◆ WORK TASK ◆
Your output should be the listing itself, repeated exactly.
....
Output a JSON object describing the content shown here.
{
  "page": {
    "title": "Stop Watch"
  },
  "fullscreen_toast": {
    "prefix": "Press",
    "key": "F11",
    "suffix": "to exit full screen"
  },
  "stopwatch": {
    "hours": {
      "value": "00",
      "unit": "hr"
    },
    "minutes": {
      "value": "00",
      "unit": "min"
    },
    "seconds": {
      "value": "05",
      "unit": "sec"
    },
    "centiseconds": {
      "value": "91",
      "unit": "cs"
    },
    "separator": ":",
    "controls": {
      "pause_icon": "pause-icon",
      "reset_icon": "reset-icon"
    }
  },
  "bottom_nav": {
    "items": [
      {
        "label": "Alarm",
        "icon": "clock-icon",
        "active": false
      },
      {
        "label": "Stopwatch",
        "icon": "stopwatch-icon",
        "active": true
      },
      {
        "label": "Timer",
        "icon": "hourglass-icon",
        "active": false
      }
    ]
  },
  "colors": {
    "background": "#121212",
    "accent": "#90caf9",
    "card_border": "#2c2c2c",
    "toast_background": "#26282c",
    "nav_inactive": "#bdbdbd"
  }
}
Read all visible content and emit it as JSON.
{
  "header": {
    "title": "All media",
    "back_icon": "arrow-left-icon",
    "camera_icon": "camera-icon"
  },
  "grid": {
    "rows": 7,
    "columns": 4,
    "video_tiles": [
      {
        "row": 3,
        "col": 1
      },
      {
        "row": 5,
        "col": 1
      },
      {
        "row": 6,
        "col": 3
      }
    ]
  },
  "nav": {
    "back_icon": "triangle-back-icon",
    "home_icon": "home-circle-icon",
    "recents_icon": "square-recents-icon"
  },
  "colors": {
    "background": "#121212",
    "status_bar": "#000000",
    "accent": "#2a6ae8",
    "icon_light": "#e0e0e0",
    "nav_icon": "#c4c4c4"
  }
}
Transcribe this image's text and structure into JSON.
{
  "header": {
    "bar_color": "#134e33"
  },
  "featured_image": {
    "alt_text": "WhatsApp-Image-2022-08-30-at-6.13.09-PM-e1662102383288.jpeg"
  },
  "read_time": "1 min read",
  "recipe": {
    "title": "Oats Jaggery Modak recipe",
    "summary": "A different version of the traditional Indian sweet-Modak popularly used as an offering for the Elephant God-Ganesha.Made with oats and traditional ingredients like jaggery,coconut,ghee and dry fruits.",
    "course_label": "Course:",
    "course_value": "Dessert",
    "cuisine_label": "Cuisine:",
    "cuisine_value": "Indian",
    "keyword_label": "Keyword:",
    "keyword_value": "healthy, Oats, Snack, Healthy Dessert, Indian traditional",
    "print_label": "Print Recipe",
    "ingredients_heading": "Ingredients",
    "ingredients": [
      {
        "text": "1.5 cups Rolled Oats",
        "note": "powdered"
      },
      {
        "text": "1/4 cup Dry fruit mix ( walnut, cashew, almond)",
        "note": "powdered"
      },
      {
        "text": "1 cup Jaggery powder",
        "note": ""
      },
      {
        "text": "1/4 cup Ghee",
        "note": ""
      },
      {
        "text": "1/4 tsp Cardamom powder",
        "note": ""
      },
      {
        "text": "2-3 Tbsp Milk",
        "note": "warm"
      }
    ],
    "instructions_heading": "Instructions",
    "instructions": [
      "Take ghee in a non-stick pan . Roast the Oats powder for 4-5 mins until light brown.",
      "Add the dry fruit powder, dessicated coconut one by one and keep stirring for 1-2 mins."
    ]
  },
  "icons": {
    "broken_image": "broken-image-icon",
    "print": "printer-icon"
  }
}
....
◆ RESPONSE AREA ◆
Output a JSON object describing the content shown here.
{
  "page": {
    "title": "Stop Watch"
  },
  "fullscreen_toast": {
    "prefix": "Press",
    "key": "F11",
    "suffix": "to exit full screen"
  },
  "stopwatch": {
    "hours": {
      "value": "00",
      "unit": "hr"
    },
    "minutes": {
      "value": "00",
      "unit": "min"
    },
    "seconds": {
      "value": "05",
      "unit": "sec"
    },
    "centiseconds": {
      "value": "91",
      "unit": "cs"
    },
    "separator": ":",
    "controls": {
      "pause_icon": "pause-icon",
      "reset_icon": "reset-icon"
    }
  },
  "bottom_nav": {
    "items": [
      {
        "label": "Alarm",
        "icon": "clock-icon",
        "active": false
      },
      {
        "label": "Stopwatch",
        "icon": "stopwatch-icon",
        "active": true
      },
      {
        "label": "Timer",
        "icon": "hourglass-icon",
        "active": false
      }
    ]
  },
  "colors": {
    "background": "#121212",
    "accent": "#90caf9",
    "card_border": "#2c2c2c",
    "toast_background": "#26282c",
    "nav_inactive": "#bdbdbd"
  }
}
Read all visible content and emit it as JSON.
{
  "header": {
    "title": "All media",
    "back_icon": "arrow-left-icon",
    "camera_icon": "camera-icon"
  },
  "grid": {
    "rows": 7,
    "columns": 4,
    "video_tiles": [
      {
        "row": 3,
        "col": 1
      },
      {
        "row": 5,
        "col": 1
      },
      {
        "row": 6,
        "col": 3
      }
    ]
  },
  "nav": {
    "back_icon": "triangle-back-icon",
    "home_icon": "home-circle-icon",
    "recents_icon": "square-recents-icon"
  },
  "colors": {
    "background": "#121212",
    "status_bar": "#000000",
    "accent": "#2a6ae8",
    "icon_light": "#e0e0e0",
    "nav_icon": "#c4c4c4"
  }
}
Transcribe this image's text and structure into JSON.
{
  "header": {
    "bar_color": "#134e33"
  },
  "featured_image": {
    "alt_text": "WhatsApp-Image-2022-08-30-at-6.13.09-PM-e1662102383288.jpeg"
  },
  "read_time": "1 min read",
  "recipe": {
    "title": "Oats Jaggery Modak recipe",
    "summary": "A different version of the traditional Indian sweet-Modak popularly used as an offering for the Elephant God-Ganesha.Made with oats and traditional ingredients like jaggery,coconut,ghee and dry fruits.",
    "course_label": "Course:",
    "course_value": "Dessert",
    "cuisine_label": "Cuisine:",
    "cuisine_value": "Indian",
    "keyword_label": "Keyword:",
    "keyword_value": "healthy, Oats, Snack, Healthy Dessert, Indian traditional",
    "print_label": "Print Recipe",
    "ingredients_heading": "Ingredients",
    "ingredients": [
      {
        "text": "1.5 cups Rolled Oats",
        "note": "powdered"
      },
      {
        "text": "1/4 cup Dry fruit mix ( walnut, cashew, almond)",
        "note": "powdered"
      },
      {
        "text": "1 cup Jaggery powder",
        "note": ""
      },
      {
        "text": "1/4 cup Ghee",
        "note": ""
      },
      {
        "text": "1/4 tsp Cardamom powder",
        "note": ""
      },
      {
        "text": "2-3 Tbsp Milk",
        "note": "warm"
      }
    ],
    "instructions_heading": "Instructions",
    "instructions": [
      "Take ghee in a non-stick pan . Roast the Oats powder for 4-5 mins until light brown.",
      "Add the dry fruit powder, dessicated coconut one by one and keep stirring for 1-2 mins."
    ]
  },
  "icons": {
    "broken_image": "broken-image-icon",
    "print": "printer-icon"
  }
}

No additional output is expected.